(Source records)
○ ○ ○

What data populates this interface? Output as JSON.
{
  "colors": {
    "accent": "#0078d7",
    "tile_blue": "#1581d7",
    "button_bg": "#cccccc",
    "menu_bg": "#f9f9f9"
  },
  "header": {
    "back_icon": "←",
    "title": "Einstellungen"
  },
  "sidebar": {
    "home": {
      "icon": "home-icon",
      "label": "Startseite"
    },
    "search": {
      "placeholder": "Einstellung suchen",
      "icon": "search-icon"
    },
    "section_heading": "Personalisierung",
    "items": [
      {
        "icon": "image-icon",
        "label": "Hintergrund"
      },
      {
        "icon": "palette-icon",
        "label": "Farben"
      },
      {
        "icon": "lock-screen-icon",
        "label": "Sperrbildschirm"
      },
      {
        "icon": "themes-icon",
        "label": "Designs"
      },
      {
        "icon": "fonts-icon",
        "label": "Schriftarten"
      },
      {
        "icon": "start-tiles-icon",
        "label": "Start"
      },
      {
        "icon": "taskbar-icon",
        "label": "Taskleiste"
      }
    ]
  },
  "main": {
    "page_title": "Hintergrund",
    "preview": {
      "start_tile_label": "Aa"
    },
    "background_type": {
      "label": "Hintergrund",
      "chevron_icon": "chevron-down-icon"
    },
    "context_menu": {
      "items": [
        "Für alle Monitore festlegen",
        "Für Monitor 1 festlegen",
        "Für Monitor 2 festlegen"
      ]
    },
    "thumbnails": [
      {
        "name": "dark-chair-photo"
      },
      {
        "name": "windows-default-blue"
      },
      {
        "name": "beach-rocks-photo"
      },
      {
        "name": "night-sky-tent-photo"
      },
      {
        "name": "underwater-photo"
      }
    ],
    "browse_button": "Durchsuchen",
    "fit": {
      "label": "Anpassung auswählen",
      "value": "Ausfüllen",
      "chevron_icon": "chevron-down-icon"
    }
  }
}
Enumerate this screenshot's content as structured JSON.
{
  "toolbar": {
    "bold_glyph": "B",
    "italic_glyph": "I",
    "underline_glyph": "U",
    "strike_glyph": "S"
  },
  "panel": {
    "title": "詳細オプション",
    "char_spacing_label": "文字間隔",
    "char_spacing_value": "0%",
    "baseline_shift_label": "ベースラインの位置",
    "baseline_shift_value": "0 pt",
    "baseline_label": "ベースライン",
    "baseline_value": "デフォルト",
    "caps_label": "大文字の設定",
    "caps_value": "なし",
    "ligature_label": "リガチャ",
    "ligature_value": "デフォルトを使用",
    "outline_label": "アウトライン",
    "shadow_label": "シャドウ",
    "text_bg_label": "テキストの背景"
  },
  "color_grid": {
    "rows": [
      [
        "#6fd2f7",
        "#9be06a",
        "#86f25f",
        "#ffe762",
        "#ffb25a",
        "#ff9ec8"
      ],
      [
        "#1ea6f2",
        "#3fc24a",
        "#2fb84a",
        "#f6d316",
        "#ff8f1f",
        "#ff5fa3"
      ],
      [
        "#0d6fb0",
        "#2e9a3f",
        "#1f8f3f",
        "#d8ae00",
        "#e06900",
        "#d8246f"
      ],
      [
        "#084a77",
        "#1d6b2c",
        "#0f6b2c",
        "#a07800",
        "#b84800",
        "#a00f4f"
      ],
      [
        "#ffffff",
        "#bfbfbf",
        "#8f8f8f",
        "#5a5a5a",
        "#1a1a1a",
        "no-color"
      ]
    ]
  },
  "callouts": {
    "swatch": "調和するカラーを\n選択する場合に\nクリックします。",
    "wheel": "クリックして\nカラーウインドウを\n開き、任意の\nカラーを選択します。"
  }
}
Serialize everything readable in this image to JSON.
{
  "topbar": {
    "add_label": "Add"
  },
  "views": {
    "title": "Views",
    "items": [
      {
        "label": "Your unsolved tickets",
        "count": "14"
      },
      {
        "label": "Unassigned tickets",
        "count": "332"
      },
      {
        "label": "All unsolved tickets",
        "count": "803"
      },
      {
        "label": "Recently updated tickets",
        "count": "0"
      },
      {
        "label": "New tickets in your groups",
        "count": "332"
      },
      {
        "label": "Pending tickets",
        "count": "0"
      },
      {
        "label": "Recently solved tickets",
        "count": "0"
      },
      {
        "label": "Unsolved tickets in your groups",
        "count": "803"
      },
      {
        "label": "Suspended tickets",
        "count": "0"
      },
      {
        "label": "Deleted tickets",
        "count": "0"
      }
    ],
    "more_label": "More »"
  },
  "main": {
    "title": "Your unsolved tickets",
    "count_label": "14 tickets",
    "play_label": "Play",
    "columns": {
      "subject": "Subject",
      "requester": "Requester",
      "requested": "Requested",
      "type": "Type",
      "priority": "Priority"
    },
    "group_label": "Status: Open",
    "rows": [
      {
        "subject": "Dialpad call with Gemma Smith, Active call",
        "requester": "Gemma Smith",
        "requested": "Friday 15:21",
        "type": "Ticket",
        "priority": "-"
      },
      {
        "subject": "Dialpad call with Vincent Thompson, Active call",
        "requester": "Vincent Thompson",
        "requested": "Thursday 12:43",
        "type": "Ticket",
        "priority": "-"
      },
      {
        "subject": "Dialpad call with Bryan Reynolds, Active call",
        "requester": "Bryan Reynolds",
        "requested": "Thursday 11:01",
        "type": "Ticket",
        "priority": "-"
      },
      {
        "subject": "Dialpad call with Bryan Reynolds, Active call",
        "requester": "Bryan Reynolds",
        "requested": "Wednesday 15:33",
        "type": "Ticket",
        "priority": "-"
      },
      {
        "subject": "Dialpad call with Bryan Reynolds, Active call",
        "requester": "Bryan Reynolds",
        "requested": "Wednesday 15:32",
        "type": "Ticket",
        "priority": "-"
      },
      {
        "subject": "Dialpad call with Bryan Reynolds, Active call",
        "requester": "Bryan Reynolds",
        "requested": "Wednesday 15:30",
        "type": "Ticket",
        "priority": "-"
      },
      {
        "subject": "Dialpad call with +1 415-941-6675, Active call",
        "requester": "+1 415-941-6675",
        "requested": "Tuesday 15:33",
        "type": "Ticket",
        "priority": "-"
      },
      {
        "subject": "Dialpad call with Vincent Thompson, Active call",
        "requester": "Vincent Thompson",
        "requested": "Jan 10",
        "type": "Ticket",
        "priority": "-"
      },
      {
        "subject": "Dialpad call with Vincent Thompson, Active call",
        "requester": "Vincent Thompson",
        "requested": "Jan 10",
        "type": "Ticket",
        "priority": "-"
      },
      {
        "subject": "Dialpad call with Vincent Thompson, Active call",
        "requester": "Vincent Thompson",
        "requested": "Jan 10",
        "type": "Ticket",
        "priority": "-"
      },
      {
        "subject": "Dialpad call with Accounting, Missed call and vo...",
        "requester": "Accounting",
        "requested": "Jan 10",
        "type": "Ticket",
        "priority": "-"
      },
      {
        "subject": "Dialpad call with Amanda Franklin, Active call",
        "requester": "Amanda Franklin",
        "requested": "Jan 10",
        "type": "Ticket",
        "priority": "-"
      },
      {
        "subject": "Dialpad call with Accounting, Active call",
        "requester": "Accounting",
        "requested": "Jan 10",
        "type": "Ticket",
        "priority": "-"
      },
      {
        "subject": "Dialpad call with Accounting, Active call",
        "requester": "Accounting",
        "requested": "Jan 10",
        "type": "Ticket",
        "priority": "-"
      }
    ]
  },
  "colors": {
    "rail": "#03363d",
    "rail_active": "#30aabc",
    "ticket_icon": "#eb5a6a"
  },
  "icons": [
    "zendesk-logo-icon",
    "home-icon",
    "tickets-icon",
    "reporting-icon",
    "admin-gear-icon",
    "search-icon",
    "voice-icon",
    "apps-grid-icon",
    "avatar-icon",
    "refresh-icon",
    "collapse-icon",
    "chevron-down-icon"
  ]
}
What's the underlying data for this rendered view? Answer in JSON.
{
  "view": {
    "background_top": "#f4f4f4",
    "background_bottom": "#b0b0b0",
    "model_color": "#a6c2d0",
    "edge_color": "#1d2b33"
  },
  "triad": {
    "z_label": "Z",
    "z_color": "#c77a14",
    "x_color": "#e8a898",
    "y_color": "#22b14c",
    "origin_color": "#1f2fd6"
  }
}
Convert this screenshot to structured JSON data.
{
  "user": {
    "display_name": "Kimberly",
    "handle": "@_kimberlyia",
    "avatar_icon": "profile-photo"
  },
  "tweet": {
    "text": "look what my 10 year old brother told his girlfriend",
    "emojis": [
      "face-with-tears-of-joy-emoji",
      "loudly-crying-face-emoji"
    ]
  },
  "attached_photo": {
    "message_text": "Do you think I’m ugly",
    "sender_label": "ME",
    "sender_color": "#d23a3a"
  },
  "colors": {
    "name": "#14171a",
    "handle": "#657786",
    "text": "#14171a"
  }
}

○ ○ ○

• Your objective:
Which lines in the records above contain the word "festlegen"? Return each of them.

• Answer for this exercise:
        "Für alle Monitore festlegen",
        "Für Monitor 1 festlegen",
        "Für Monitor 2 festlegen"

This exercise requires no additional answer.